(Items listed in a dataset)

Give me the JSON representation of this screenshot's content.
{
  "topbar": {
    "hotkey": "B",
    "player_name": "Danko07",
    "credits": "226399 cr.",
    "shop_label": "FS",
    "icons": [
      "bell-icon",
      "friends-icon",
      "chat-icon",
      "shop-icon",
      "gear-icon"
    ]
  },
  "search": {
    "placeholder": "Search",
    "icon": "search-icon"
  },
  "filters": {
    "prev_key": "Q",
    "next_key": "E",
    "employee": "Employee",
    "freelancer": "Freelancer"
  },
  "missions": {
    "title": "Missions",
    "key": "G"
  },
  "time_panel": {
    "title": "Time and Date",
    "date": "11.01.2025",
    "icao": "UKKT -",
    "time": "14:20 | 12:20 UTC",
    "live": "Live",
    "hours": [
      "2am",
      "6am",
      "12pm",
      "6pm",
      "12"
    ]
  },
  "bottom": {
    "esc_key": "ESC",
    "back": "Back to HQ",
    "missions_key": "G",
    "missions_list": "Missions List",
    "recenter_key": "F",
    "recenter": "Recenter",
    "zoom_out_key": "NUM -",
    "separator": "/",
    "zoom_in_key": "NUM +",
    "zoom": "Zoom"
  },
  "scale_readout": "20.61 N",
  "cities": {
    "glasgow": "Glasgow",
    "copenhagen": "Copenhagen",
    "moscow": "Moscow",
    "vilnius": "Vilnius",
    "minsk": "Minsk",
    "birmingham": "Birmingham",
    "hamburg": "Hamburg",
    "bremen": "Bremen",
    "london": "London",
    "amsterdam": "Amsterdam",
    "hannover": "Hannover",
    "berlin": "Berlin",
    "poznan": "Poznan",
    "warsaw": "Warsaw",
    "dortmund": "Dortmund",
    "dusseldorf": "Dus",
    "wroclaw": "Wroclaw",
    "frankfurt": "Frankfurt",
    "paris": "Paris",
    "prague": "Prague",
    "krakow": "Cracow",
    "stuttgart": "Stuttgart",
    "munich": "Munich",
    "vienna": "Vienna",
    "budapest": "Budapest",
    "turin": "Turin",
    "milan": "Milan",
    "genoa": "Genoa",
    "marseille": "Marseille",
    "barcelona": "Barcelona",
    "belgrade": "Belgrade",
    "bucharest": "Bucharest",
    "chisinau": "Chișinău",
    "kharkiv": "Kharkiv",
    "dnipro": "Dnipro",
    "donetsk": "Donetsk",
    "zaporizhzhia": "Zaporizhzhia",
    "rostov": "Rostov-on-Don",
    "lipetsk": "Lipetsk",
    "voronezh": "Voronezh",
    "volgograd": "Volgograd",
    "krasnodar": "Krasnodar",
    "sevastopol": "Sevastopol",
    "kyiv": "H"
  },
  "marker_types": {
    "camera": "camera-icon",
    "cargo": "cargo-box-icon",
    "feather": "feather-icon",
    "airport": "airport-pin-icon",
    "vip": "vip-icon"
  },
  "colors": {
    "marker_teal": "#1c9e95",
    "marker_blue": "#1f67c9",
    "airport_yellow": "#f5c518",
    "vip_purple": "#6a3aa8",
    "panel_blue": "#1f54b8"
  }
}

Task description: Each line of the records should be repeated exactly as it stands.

Output:
Give me the JSON representation of this screenshot's content.
{
  "topbar": {
    "hotkey": "B",
    "player_name": "Danko07",
    "credits": "226399 cr.",
    "shop_label": "FS",
    "icons": [
      "bell-icon",
      "friends-icon",
      "chat-icon",
      "shop-icon",
      "gear-icon"
    ]
  },
  "search": {
    "placeholder": "Search",
    "icon": "search-icon"
  },
  "filters": {
    "prev_key": "Q",
    "next_key": "E",
    "employee": "Employee",
    "freelancer": "Freelancer"
  },
  "missions": {
    "title": "Missions",
    "key": "G"
  },
  "time_panel": {
    "title": "Time and Date",
    "date": "11.01.2025",
    "icao": "UKKT -",
    "time": "14:20 | 12:20 UTC",
    "live": "Live",
    "hours": [
      "2am",
      "6am",
      "12pm",
      "6pm",
      "12"
    ]
  },
  "bottom": {
    "esc_key": "ESC",
    "back": "Back to HQ",
    "missions_key": "G",
    "missions_list": "Missions List",
    "recenter_key": "F",
    "recenter": "Recenter",
    "zoom_out_key": "NUM -",
    "separator": "/",
    "zoom_in_key": "NUM +",
    "zoom": "Zoom"
  },
  "scale_readout": "20.61 N",
  "cities": {
    "glasgow": "Glasgow",
    "copenhagen": "Copenhagen",
    "moscow": "Moscow",
    "vilnius": "Vilnius",
    "minsk": "Minsk",
    "birmingham": "Birmingham",
    "hamburg": "Hamburg",
    "bremen": "Bremen",
    "london": "London",
    "amsterdam": "Amsterdam",
    "hannover": "Hannover",
    "berlin": "Berlin",
    "poznan": "Poznan",
    "warsaw": "Warsaw",
    "dortmund": "Dortmund",
    "dusseldorf": "Dus",
    "wroclaw": "Wroclaw",
    "frankfurt": "Frankfurt",
    "paris": "Paris",
    "prague": "Prague",
    "krakow": "Cracow",
    "stuttgart": "Stuttgart",
    "munich": "Munich",
    "vienna": "Vienna",
    "budapest": "Budapest",
    "turin": "Turin",
    "milan": "Milan",
    "genoa": "Genoa",
    "marseille": "Marseille",
    "barcelona": "Barcelona",
    "belgrade": "Belgrade",
    "bucharest": "Bucharest",
    "chisinau": "Chișinău",
    "kharkiv": "Kharkiv",
    "dnipro": "Dnipro",
    "donetsk": "Donetsk",
    "zaporizhzhia": "Zaporizhzhia",
    "rostov": "Rostov-on-Don",
    "lipetsk": "Lipetsk",
    "voronezh": "Voronezh",
    "volgograd": "Volgograd",
    "krasnodar": "Krasnodar",
    "sevastopol": "Sevastopol",
    "kyiv": "H"
  },
  "marker_types": {
    "camera": "camera-icon",
    "cargo": "cargo-box-icon",
    "feather": "feather-icon",
    "airport": "airport-pin-icon",
    "vip": "vip-icon"
  },
  "colors": {
    "marker_teal": "#1c9e95",
    "marker_blue": "#1f67c9",
    "airport_yellow": "#f5c518",
    "vip_purple": "#6a3aa8",
    "panel_blue": "#1f54b8"
  }
}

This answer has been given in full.